The three tropical diseases can currently be treated but cost, toxicity and impracticality means millions of people in poor areas of the world can't access the drugs.
Three neglected tropical diseases caused by three different parasites could be eradicated by one drug giving hope to nearly 20 million people living in poor conditions and prevent 50,000 deaths each year.
Chagas disease, leishmaniasis and sleeping sickness are three main infectious diseases caused by three parasites: Trypansosoma cruzi, Leishmania and Trypanosoma brucei. Up until now there are drugs to treat the symptoms but they are deemed expensive, toxic and impractical for people living in remote and poor regions.
The animal study was carried out by a number of collaborative teams from Genomics Institute of the Novartis Research Foundation (GNF), the Novartis Institute for Tropical Diseases (NITD), University of York, University of Washington and the University of Glasgow. The researchers tested three million compounds made by Novartis – a pharmaceutical company – in order to determine drugs that could kill multiple parasites, according to a BBC report.
The three diseases have a common weakness which the team were hoping to discover and develop a single class of drug for all three diseases. After testing the 3 million compounds, one was discovered to do just that – GNF6702. The team refined it to become more potent in it’s ability to bind to the parasite and stop it from functioning.
As this was tested on mice, a human test trial will commence once the toxicity levels are safe.

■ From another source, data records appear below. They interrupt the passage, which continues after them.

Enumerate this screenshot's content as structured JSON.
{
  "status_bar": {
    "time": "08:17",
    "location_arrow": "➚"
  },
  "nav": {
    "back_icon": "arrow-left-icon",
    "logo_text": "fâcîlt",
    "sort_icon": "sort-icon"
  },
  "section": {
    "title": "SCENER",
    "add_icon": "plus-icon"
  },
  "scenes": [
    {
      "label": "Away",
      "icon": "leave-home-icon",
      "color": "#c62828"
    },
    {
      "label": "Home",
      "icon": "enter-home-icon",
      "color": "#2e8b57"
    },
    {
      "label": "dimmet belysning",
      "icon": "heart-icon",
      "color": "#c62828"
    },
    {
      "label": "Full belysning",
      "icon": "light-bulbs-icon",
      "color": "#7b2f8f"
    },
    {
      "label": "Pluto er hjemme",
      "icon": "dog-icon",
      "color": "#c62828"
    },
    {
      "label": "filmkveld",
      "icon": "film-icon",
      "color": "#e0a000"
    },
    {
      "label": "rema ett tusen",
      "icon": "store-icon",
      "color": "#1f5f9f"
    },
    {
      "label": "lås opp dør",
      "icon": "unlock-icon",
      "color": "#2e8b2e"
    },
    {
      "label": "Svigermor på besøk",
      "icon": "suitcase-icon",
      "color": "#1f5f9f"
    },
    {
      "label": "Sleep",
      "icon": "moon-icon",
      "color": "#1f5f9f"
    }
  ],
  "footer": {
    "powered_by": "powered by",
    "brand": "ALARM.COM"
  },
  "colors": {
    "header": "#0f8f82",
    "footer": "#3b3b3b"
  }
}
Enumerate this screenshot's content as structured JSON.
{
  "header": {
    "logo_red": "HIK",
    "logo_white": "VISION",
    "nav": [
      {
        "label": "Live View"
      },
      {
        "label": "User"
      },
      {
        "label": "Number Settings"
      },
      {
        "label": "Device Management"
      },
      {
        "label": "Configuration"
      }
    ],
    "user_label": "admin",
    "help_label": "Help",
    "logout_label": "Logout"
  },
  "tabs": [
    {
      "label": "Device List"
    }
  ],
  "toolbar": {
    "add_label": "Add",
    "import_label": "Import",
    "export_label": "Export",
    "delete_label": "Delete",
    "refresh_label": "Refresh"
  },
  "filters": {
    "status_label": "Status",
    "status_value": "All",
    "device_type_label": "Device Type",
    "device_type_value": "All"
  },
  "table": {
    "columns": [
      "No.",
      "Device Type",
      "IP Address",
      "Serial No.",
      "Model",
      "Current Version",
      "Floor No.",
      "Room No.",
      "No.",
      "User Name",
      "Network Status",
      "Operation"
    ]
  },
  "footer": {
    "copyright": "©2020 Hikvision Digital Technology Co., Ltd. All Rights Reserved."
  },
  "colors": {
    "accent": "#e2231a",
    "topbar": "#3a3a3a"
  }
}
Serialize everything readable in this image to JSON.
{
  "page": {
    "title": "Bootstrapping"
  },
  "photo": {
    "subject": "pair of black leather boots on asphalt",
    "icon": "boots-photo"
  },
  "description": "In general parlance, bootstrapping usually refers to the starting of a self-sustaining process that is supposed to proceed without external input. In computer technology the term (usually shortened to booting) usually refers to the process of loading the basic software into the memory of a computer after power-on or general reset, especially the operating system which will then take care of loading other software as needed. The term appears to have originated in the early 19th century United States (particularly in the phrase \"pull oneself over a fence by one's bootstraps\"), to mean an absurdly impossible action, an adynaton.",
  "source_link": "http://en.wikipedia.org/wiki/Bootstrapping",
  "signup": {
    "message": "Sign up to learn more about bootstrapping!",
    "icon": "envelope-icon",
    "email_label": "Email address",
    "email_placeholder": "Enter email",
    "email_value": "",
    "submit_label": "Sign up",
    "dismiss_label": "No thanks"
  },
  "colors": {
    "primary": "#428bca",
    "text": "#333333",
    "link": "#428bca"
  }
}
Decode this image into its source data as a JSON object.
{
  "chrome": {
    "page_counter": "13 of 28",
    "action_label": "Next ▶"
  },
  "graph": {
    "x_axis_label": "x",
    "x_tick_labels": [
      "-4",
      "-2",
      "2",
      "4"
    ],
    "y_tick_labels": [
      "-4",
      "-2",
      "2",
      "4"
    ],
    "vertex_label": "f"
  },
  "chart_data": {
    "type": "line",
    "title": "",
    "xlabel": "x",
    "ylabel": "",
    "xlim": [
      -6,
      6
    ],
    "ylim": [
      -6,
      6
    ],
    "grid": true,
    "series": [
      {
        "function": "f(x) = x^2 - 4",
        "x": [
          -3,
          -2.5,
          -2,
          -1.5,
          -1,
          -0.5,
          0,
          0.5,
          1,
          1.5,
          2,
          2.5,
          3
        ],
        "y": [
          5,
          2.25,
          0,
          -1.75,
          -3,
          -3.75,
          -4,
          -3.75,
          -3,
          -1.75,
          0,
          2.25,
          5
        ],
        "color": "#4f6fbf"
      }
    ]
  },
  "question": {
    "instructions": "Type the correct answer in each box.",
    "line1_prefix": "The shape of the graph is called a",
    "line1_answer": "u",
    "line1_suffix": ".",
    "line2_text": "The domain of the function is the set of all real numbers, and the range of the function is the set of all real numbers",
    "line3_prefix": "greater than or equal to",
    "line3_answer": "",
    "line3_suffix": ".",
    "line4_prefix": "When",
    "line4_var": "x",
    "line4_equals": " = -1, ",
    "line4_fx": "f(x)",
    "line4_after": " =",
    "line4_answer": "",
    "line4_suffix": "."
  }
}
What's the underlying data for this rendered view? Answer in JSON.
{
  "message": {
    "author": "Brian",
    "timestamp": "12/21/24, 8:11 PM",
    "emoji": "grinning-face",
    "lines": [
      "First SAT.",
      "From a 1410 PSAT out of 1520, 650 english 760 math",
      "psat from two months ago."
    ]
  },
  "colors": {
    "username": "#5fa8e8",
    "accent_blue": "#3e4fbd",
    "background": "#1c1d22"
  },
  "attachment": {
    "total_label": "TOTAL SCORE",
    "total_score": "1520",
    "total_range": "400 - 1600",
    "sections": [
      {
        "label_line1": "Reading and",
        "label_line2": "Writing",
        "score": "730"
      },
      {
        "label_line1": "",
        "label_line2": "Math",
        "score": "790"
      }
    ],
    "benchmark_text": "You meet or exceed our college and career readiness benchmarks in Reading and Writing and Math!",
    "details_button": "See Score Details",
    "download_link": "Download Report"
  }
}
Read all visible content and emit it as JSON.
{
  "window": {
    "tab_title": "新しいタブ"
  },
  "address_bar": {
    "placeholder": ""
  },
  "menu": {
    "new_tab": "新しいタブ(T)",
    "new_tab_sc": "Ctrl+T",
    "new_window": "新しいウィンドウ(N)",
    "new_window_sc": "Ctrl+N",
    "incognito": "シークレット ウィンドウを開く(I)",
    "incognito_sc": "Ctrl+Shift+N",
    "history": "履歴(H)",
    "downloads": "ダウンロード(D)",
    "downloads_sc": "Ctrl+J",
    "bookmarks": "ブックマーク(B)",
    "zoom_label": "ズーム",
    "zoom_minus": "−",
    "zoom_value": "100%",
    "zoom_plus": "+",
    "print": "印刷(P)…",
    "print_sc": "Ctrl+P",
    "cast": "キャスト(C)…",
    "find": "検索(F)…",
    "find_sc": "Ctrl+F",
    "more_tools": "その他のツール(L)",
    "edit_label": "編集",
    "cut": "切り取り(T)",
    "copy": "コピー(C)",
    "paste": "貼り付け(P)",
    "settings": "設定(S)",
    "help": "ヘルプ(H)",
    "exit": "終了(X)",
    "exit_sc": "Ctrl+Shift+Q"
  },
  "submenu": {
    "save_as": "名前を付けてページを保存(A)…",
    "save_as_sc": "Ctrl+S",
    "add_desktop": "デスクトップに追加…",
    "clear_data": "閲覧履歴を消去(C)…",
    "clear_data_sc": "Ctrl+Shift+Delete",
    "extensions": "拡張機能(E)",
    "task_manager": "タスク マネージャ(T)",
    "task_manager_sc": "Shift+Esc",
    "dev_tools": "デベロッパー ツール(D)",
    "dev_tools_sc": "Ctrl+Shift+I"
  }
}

If this works, it could save hundreds of thousands of lives affected by these common diseases especially bringing hope to those in poor area of Africa.
“It’s a breakthrough in our understanding of the parasites that cause the three diseases, potentially allowing them to be cured,” said Jeremy Mottram, from the University of York. “This early phase drug discovery project will now move towards toxicity testing prior to human trials.”
“Our data provide genetic and chemical validation of the parasite proteasome as a promising therapeutic target for treatment of kinetoplastid infections, and underscore the possibility of developing a single class of drugs for these neglected diseases.”
The details of the study were published in the journal Nature.